**Task item**
Across the entries below, determine how many lines include the word "icon". State only the resulting number.

**Excerpts from an interface dataset**
▼

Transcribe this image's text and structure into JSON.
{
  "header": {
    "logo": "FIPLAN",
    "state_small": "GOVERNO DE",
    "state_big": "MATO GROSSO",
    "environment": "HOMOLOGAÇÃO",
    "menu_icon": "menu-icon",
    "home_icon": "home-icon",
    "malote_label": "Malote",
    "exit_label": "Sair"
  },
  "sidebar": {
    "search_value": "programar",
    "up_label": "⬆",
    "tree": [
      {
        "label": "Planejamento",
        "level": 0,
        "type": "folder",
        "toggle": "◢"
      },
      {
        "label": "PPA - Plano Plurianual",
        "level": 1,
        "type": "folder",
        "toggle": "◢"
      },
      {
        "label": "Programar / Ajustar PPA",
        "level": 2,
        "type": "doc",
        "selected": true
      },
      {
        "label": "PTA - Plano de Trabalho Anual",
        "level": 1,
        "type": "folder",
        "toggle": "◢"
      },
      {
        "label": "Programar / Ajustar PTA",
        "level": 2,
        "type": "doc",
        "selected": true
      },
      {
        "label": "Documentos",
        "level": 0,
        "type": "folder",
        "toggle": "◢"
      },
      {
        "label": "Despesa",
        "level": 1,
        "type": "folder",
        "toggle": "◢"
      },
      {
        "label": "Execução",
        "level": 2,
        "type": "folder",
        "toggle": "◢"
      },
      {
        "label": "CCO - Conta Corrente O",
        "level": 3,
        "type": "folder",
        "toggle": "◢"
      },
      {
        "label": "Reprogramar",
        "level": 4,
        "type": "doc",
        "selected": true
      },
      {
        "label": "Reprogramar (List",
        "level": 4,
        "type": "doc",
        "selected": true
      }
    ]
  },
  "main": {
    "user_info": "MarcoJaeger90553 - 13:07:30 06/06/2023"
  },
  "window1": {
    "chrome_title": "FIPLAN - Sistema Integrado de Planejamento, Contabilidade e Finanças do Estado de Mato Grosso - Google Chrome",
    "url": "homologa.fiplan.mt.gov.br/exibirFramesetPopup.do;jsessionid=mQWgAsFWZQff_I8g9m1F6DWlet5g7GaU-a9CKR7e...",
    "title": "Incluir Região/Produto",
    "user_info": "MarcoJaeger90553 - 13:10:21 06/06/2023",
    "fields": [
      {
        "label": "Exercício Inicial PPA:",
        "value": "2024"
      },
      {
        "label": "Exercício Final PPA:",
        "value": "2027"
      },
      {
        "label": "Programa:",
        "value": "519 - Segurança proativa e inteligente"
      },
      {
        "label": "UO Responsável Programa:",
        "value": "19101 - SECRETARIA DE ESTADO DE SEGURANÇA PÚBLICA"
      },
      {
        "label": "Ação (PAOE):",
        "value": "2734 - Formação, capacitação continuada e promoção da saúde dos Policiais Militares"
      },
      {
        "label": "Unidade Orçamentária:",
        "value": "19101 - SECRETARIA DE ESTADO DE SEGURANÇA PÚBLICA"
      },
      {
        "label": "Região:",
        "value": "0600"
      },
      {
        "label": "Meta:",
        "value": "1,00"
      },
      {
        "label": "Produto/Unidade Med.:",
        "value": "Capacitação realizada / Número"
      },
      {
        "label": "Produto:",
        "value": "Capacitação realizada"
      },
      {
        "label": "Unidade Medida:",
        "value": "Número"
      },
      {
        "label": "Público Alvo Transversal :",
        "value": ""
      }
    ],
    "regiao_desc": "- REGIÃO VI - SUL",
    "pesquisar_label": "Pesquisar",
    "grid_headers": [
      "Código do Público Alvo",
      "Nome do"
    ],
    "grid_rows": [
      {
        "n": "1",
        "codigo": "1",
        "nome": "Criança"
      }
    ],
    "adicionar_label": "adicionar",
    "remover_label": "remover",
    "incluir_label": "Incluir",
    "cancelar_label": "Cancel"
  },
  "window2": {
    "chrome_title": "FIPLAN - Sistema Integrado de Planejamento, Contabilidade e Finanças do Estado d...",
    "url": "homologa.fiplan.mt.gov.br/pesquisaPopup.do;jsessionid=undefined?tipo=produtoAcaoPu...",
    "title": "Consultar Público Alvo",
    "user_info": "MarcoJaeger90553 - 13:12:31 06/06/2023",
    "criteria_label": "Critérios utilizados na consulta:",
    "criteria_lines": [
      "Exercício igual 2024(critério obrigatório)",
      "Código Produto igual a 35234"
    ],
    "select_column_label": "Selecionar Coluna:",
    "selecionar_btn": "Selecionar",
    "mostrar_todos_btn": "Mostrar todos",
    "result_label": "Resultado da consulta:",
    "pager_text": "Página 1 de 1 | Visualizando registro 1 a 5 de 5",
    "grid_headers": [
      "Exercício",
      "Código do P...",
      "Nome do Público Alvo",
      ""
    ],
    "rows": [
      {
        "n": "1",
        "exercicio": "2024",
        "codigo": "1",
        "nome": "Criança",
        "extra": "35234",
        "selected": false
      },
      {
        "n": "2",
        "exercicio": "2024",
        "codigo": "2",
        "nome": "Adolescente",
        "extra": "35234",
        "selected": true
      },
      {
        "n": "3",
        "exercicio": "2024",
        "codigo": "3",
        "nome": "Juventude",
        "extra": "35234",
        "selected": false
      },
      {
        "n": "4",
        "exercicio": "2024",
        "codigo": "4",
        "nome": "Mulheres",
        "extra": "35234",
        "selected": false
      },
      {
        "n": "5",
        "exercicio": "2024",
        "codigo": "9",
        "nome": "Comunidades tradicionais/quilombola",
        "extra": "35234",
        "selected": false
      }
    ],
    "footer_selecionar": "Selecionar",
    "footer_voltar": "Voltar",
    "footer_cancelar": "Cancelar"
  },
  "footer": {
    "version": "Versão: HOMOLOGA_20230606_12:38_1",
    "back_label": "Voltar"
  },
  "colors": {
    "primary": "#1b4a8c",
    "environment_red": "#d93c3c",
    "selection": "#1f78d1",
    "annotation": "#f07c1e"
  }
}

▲

**Written solution**
2